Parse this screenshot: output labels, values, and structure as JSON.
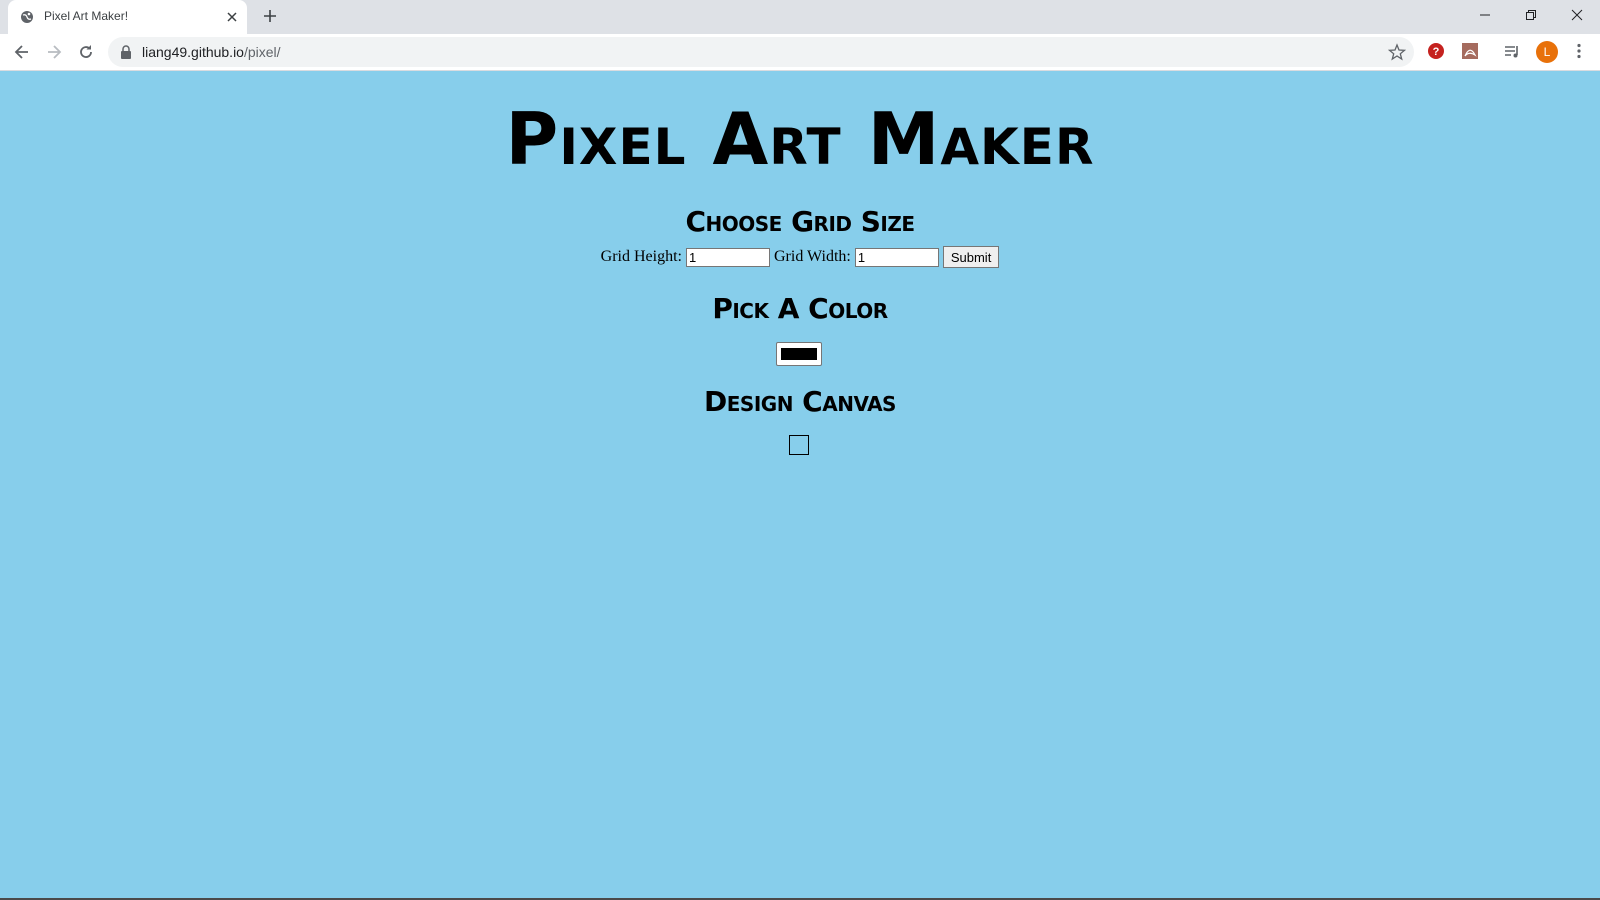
{
  "browser": {
    "tab_title": "Pixel Art Maker!",
    "url_host": "liang49.github.io",
    "url_path": "/pixel/",
    "avatar_letter": "L"
  },
  "page": {
    "title": "Pixel Art Maker",
    "grid_section_title": "Choose Grid Size",
    "grid_height_label": "Grid Height:",
    "grid_height_value": "1",
    "grid_width_label": "Grid Width:",
    "grid_width_value": "1",
    "submit_label": "Submit",
    "color_section_title": "Pick A Color",
    "selected_color": "#000000",
    "canvas_section_title": "Design Canvas"
  },
  "colors": {
    "page_background": "#87ceeb",
    "avatar": "#e8710a"
  }
}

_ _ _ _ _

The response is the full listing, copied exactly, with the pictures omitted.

Parse this screenshot: output labels, values, and structure as JSON.
{
  "browser": {
    "tab_title": "Pixel Art Maker!",
    "url_host": "liang49.github.io",
    "url_path": "/pixel/",
    "avatar_letter": "L"
  },
  "page": {
    "title": "Pixel Art Maker",
    "grid_section_title": "Choose Grid Size",
    "grid_height_label": "Grid Height:",
    "grid_height_value": "1",
    "grid_width_label": "Grid Width:",
    "grid_width_value": "1",
    "submit_label": "Submit",
    "color_section_title": "Pick A Color",
    "selected_color": "#000000",
    "canvas_section_title": "Design Canvas"
  },
  "colors": {
    "page_background": "#87ceeb",
    "avatar": "#e8710a"
  }
}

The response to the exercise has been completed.